I owe everything to the library system. When I was a small child, living in one of the most remote areas in England without electricity or television, my imagination was fed by books. And those books were supplied by a travelling library van which arrived at the bottom of the main road once every three weeks. I can still remember the excitement - skipping along beside my mother on the long walk down to the van, wondering what books I'd be able to choose.
Later, as a writer with young children, the library provided a quiet haven in which to write. It also meant that living in a rural location didn't cut me off from research - the library would order me any book I needed for a straight 50p admin fee - some came from America, some from the British Library. I couldn't have written my early biographies without these facilities.
I didn't earn much as a single parent, so when the libraries began to stock CD's and DVD's I was able to borrow music and film free of charge for those long evenings in. And before I was able to buy my first computer, I rented internet time by the hour in my local library.
So what's changed? Why am I not using them any more? One reason is money. The libraries have been stretched so many ways they are strapped for cash, buying fewer books and charging customers the full fee for services. I very rarely order books there now - a British Library loan for an out-of-print book will cost me £7.00 and I can usually buy a second hand copy of the book I want from the Oxfam Book Barn for under a fiver. There are also fewer of the biographies and novels I want to read on the shelf - for new publications or prize-listed fiction there's such a long waiting list, I've usually acquired a copy myself by the time my name comes up. In fact I've given up putting my name on the list. The reference sections of my local libraries have fared even worse, being drastically reduced, and - let's face it - most of the information they once supplied can be found on the internet now.
The travelling libraries are a thing of the past as modern transport networks have improved. Our libraries are also going to have to adapt to the introduction of new technologies (including E-Books) - they're going to have to find new roles in the community. If we want libraries then we're going to have to help them to survive by defining what we want from them and then fighting for it.
Readers' Groups! I can hear you say. Yes, they're great and a very important part of developing relationships between readers and writers. But many of them meet in people's homes or arts centre cafes instead of the libraries and whereas the library used to purchase a 'set' of particular titles for ongoing use, some local groups have told me that they prefer to purchase their own copies of the books rather than borrow.
Readings/workshops by writers?

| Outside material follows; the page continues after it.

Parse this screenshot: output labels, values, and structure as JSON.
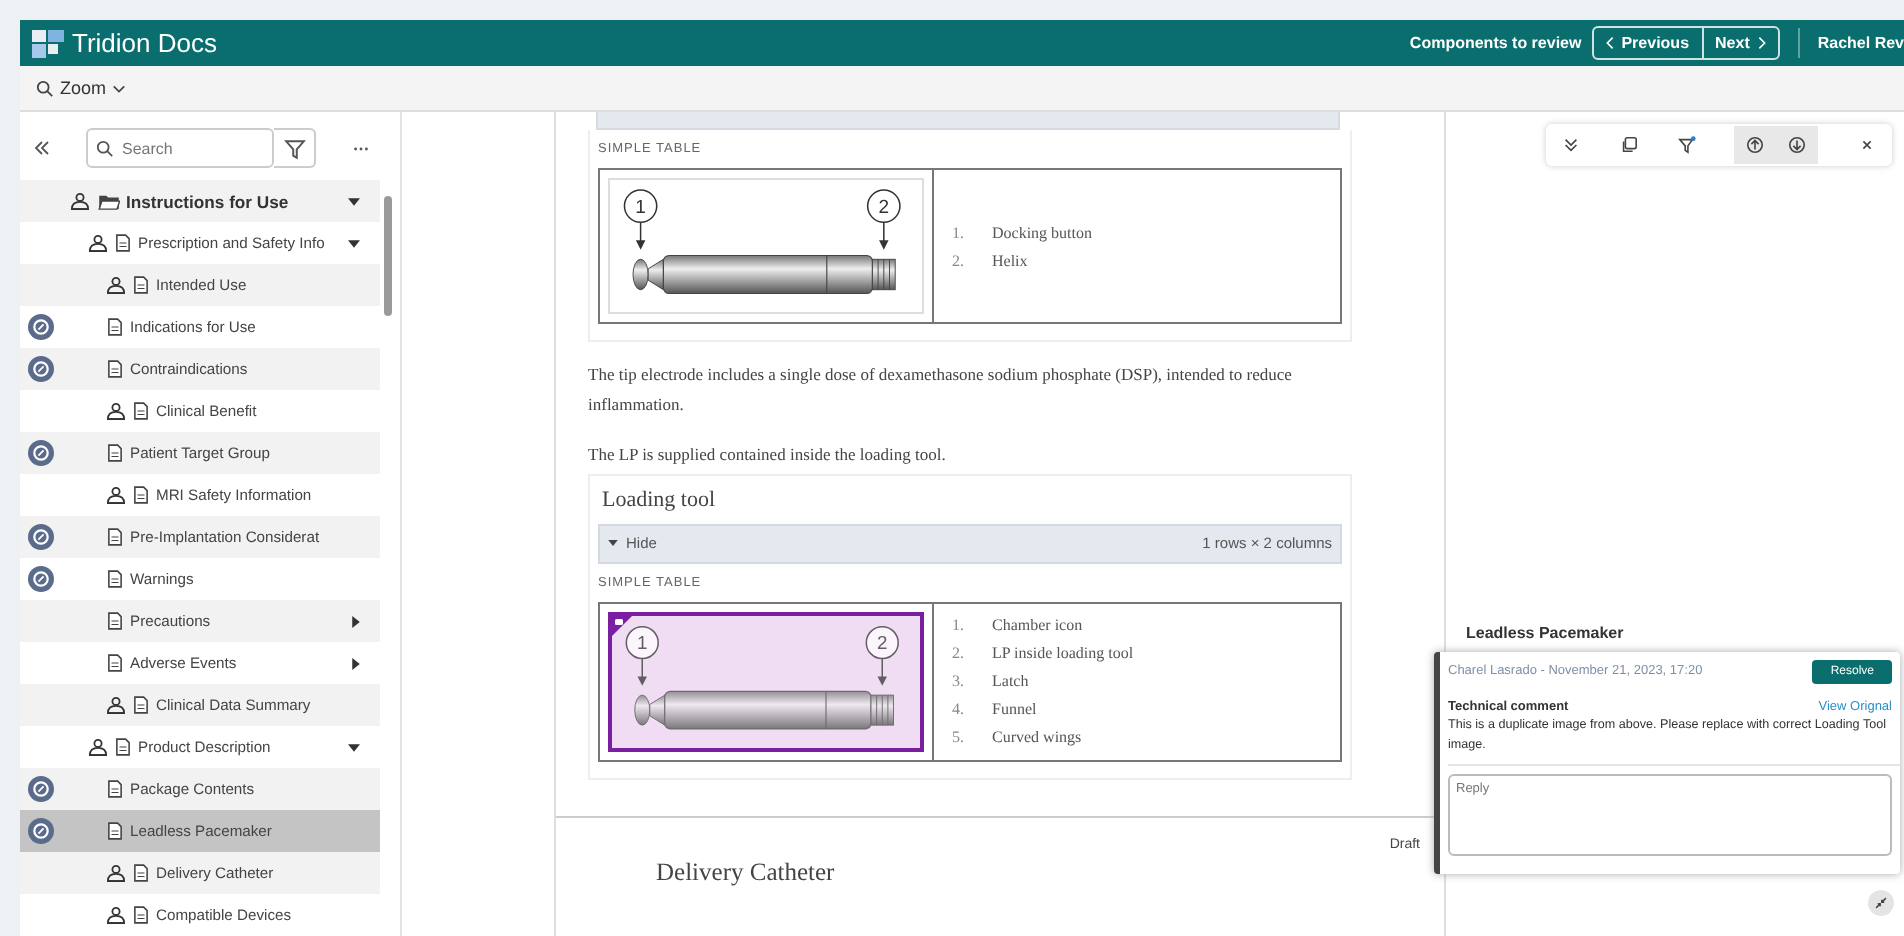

These are rare now, since the libraries don't have the money to pay for them - it used to come from Literature Development funds which have been starved almost to extinction by recent cut-backs. Bookshops host them more often these days, but you're expected to do it as publicity and the shop hopes to recoup any expenses from sales.
|Me - aged three and already addicted!|
But one of the absolutely essential functions of a library is to introduce young children to books. Campaigns such as 'Books for Babies' can make such a difference. I want all children to experience the kind of pleasure I used to feel, trotting down the road towards the Library Van, for another dose of the drug that became a lifetime addiction - books!
|My favourite library - the old reading room at the British Library|
So the problem seems to be the commercialisation of everything - the Library is reduced from a service, educational, focussed on reader development, providing a community resource - to a function that can be costed and judged by the number of people who use it and the values of commercial management-speak. The same commercial values are being applied to other nurturing services - like health and education. I can see that things need to change, but we risk losing something very, very, precious.
The Guardian are running a live blog for the Save-the-Libraries Campaign.